* Work task
Below are some entries. Work out how many of their lines hold the word "icon", and write that number alone.

* Entries shown
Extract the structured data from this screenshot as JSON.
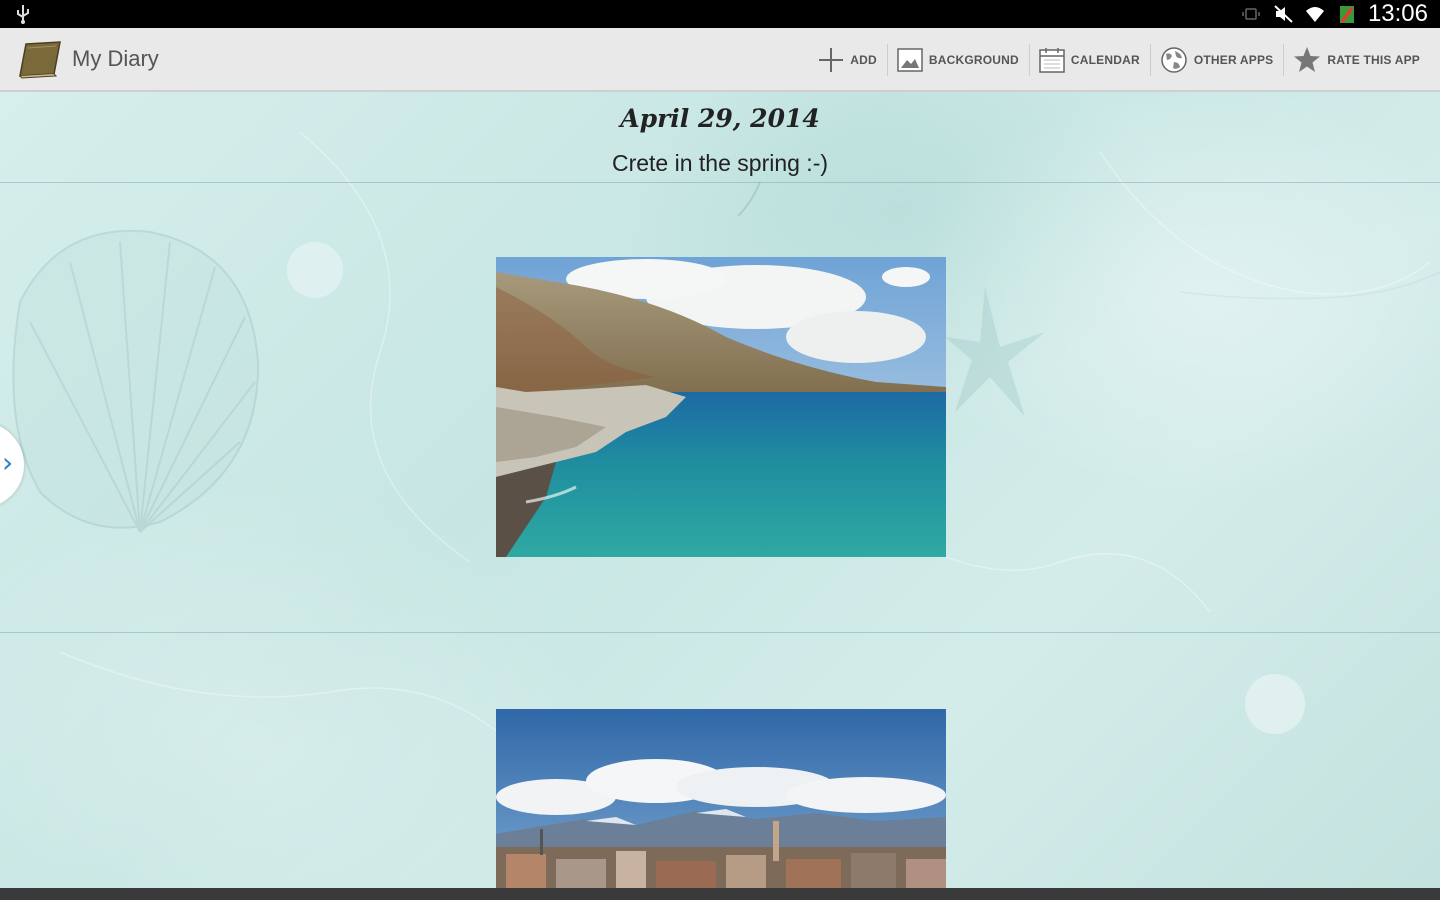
{
  "status_bar": {
    "time": "13:06"
  },
  "action_bar": {
    "title": "My Diary",
    "actions": [
      {
        "id": "add",
        "label": "ADD",
        "icon": "plus-icon"
      },
      {
        "id": "background",
        "label": "BACKGROUND",
        "icon": "image-icon"
      },
      {
        "id": "calendar",
        "label": "CALENDAR",
        "icon": "calendar-icon"
      },
      {
        "id": "other_apps",
        "label": "OTHER APPS",
        "icon": "globe-icon"
      },
      {
        "id": "rate",
        "label": "RATE THIS APP",
        "icon": "star-icon"
      }
    ]
  },
  "entry": {
    "date": "April 29, 2014",
    "text": "Crete in the spring :-)"
  },
  "drawer": {
    "icon": "chevron-right-icon",
    "glyph": "›"
  }
}
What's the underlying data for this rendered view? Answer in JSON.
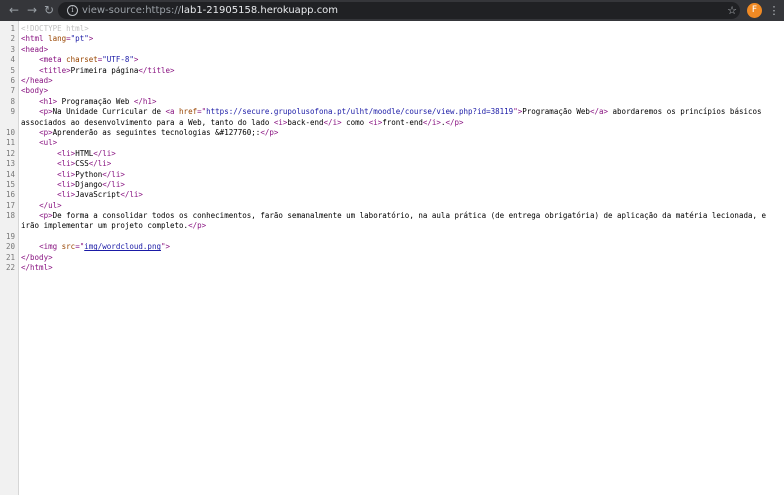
{
  "browser": {
    "back_icon": "arrow-left-icon",
    "forward_icon": "arrow-right-icon",
    "reload_icon": "reload-icon",
    "url_prefix": "view-source:https://",
    "url_host": "lab1-21905158.herokuapp.com",
    "bookmark_icon": "star-icon",
    "profile_initial": "F",
    "profile_color": "#f08a24",
    "menu_icon": "three-dots-icon"
  },
  "source": {
    "line_numbers": [
      "1",
      "2",
      "3",
      "4",
      "5",
      "6",
      "7",
      "8",
      "9",
      "10",
      "11",
      "12",
      "13",
      "14",
      "15",
      "16",
      "17",
      "18",
      "19",
      "20",
      "21",
      "22"
    ],
    "l1": {
      "doctype": "<!DOCTYPE html>"
    },
    "l2": {
      "open": "<html",
      "attr": "lang",
      "val": "\"pt\"",
      "close": ">"
    },
    "l3": {
      "tag": "<head>"
    },
    "l4": {
      "open": "<meta",
      "attr": "charset",
      "val": "\"UTF-8\"",
      "close": ">"
    },
    "l5": {
      "open": "<title>",
      "text": "Primeira página",
      "close": "</title>"
    },
    "l6": {
      "tag": "</head>"
    },
    "l7": {
      "tag": "<body>"
    },
    "l8": {
      "open": "<h1>",
      "text": " Programação Web ",
      "close": "</h1>"
    },
    "l9": {
      "p_open": "<p>",
      "text1": "Na Unidade Curricular de ",
      "a_open": "<a",
      "attr": "href",
      "href": "https://secure.grupolusofona.pt/ulht/moodle/course/view.php?id=38119",
      "a_close_bracket": ">",
      "link_text": "Programação Web",
      "a_end": "</a>",
      "text2": " abordaremos os princípios básicos associados ao desenvolvimento para a Web, tanto do lado ",
      "i1_open": "<i>",
      "i1_text": "back-end",
      "i1_close": "</i>",
      "text3": " como ",
      "i2_open": "<i>",
      "i2_text": "front-end",
      "i2_close": "</i>",
      "text4": ".",
      "p_close": "</p>"
    },
    "l10": {
      "open": "<p>",
      "text": "Aprenderão as seguintes tecnologias &#127760;:",
      "close": "</p>"
    },
    "l11": {
      "tag": "<ul>"
    },
    "list": [
      {
        "open": "<li>",
        "text": "HTML",
        "close": "</li>"
      },
      {
        "open": "<li>",
        "text": "CSS",
        "close": "</li>"
      },
      {
        "open": "<li>",
        "text": "Python",
        "close": "</li>"
      },
      {
        "open": "<li>",
        "text": "Django",
        "close": "</li>"
      },
      {
        "open": "<li>",
        "text": "JavaScript",
        "close": "</li>"
      }
    ],
    "l17": {
      "tag": "</ul>"
    },
    "l18": {
      "open": "<p>",
      "text": "De forma a consolidar todos os conhecimentos, farão semanalmente um laboratório, na aula prática (de entrega obrigatória) de aplicação da matéria lecionada, e irão implementar um projeto completo.",
      "close": "</p>"
    },
    "l20": {
      "open": "<img",
      "attr": "src",
      "eq_q": "=\"",
      "link": "img/wordcloud.png",
      "q": "\"",
      "close": ">"
    },
    "l21": {
      "tag": "</body>"
    },
    "l22": {
      "tag": "</html>"
    }
  }
}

* Solution to the problem
11